● Regulation of the cell cycle( for example) APC: anaphase-promoting complex ● Regulation of the cell cycle( for example) APC: anaphase-promoting complex

To identify the E 3 ligase responsible for H 2 A ubiquitination , They To identify the E 3 ligase responsible for H 2 A ubiquitination , They Developed an assay: in the presence of E 1, E 2, ATP and Flag-Ubiquitin(FUb), Hela nuclear protein fractions were tested for E 3 Ligase activity with core histone or nucleosomal histone substrates.

Chromatin Immunoprecipitation DNA-Protein Interaction Immunoprecipitation Histone Modification PCR Identification The schematic principle of Ch. Chromatin Immunoprecipitation DNA-Protein Interaction Immunoprecipitation Histone Modification PCR Identification The schematic principle of Ch. IP

Summary: ● Purified an E 3 ubiquitin ligase complex that is specific for histone Summary: ● Purified an E 3 ubiquitin ligase complex that is specific for histone H 2 A. ● The complex, termed h. PRC 1 L(human Polycomb repressive complex 1 -like), is composed of several Polycomb-group proteins including Ring 1, Ring 2, Bmi 1 and HPH 2. ● h. PRC 1 L monoubiquitinates nucleosomal histone H 2 A at lysine 119. ● Reducing the expression of Ring 2 results in a dramatic decrease in the level of ubiquitinated H 2 A in He. La cells. ● Chromatin immunoprecipitation analysis demonstrated colocalization of d. Ring with ubiquitinated H 2 A at the PRE and promoter regions of the Drosophila Ubx gene in wing imaginal discs. ● Removal of d. Ring in SL 2 tissue culture cells by RNA interference resulted in loss of H 2 A ubiquitination concomitant with derepression of Ubx. Thus, their studies identify the H 2 A ubiquitin ligase, and link H 2 A ubiquitination to Polycomb silencing.

Ubiquitin like molecule: Ubiquitin like molecule:

● Protein Glycosylations ● Protein Glycosylations

Figure 12. 15 A Signal Sequence Moves a Polypeptide into the ER (Part 1) Figure 12. 15 A Signal Sequence Moves a Polypeptide into the ER (Part 1)

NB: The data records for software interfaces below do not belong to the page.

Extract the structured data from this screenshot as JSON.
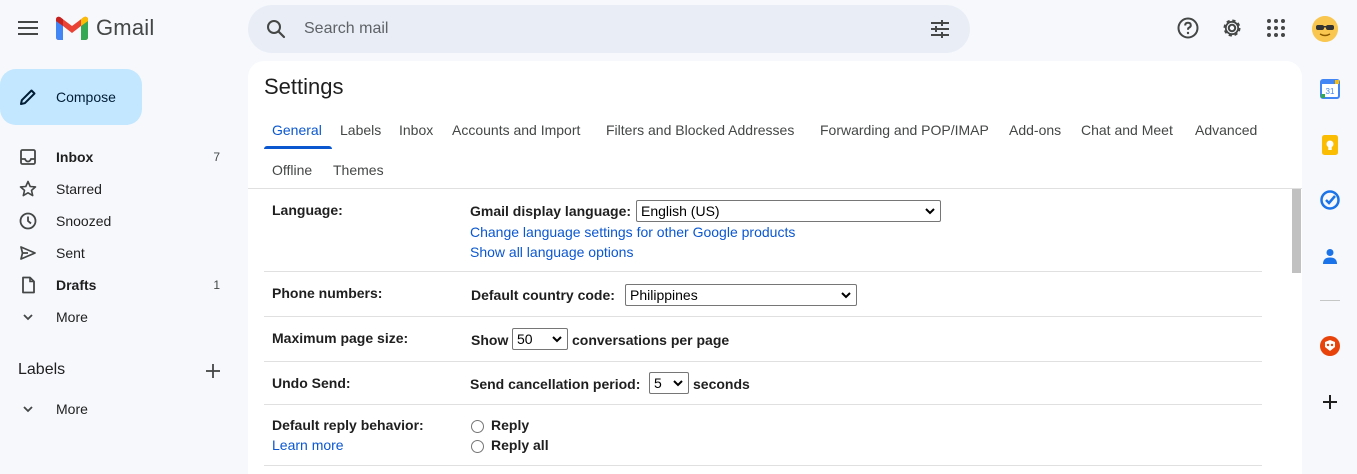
{
  "app": {
    "name": "Gmail"
  },
  "search": {
    "placeholder": "Search mail"
  },
  "compose": {
    "label": "Compose"
  },
  "nav": {
    "items": [
      {
        "label": "Inbox",
        "count": "7",
        "icon": "inbox-icon",
        "bold": true
      },
      {
        "label": "Starred",
        "count": "",
        "icon": "star-icon",
        "bold": false
      },
      {
        "label": "Snoozed",
        "count": "",
        "icon": "clock-icon",
        "bold": false
      },
      {
        "label": "Sent",
        "count": "",
        "icon": "send-icon",
        "bold": false
      },
      {
        "label": "Drafts",
        "count": "1",
        "icon": "draft-icon",
        "bold": true
      },
      {
        "label": "More",
        "count": "",
        "icon": "chevron-down-icon",
        "bold": false
      }
    ],
    "labels_heading": "Labels",
    "labels_more": "More"
  },
  "settings": {
    "title": "Settings",
    "tabs": [
      "General",
      "Labels",
      "Inbox",
      "Accounts and Import",
      "Filters and Blocked Addresses",
      "Forwarding and POP/IMAP",
      "Add-ons",
      "Chat and Meet",
      "Advanced",
      "Offline",
      "Themes"
    ],
    "active_tab": "General",
    "language": {
      "label": "Language:",
      "display_label": "Gmail display language:",
      "value": "English (US)",
      "link1": "Change language settings for other Google products",
      "link2": "Show all language options"
    },
    "phone": {
      "label": "Phone numbers:",
      "country_label": "Default country code:",
      "value": "Philippines"
    },
    "page_size": {
      "label": "Maximum page size:",
      "prefix": "Show",
      "value": "50",
      "suffix": "conversations per page"
    },
    "undo_send": {
      "label": "Undo Send:",
      "period_label": "Send cancellation period:",
      "value": "5",
      "suffix": "seconds"
    },
    "reply": {
      "label": "Default reply behavior:",
      "learn_more": "Learn more",
      "options": [
        "Reply",
        "Reply all"
      ]
    }
  },
  "colors": {
    "accent": "#0b57d0",
    "compose_bg": "#c2e7ff",
    "search_bg": "#e9eef6",
    "page_bg": "#f6f8fc"
  },
  "side_panel": [
    "calendar-icon",
    "keep-icon",
    "tasks-icon",
    "contacts-icon",
    "addon-icon",
    "add-icon"
  ]
}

Figure 12. 15 A Signal Sequence Moves a Polypeptide into the ER (Part 2) Figure 12. 15 A Signal Sequence Moves a Polypeptide into the ER (Part 2)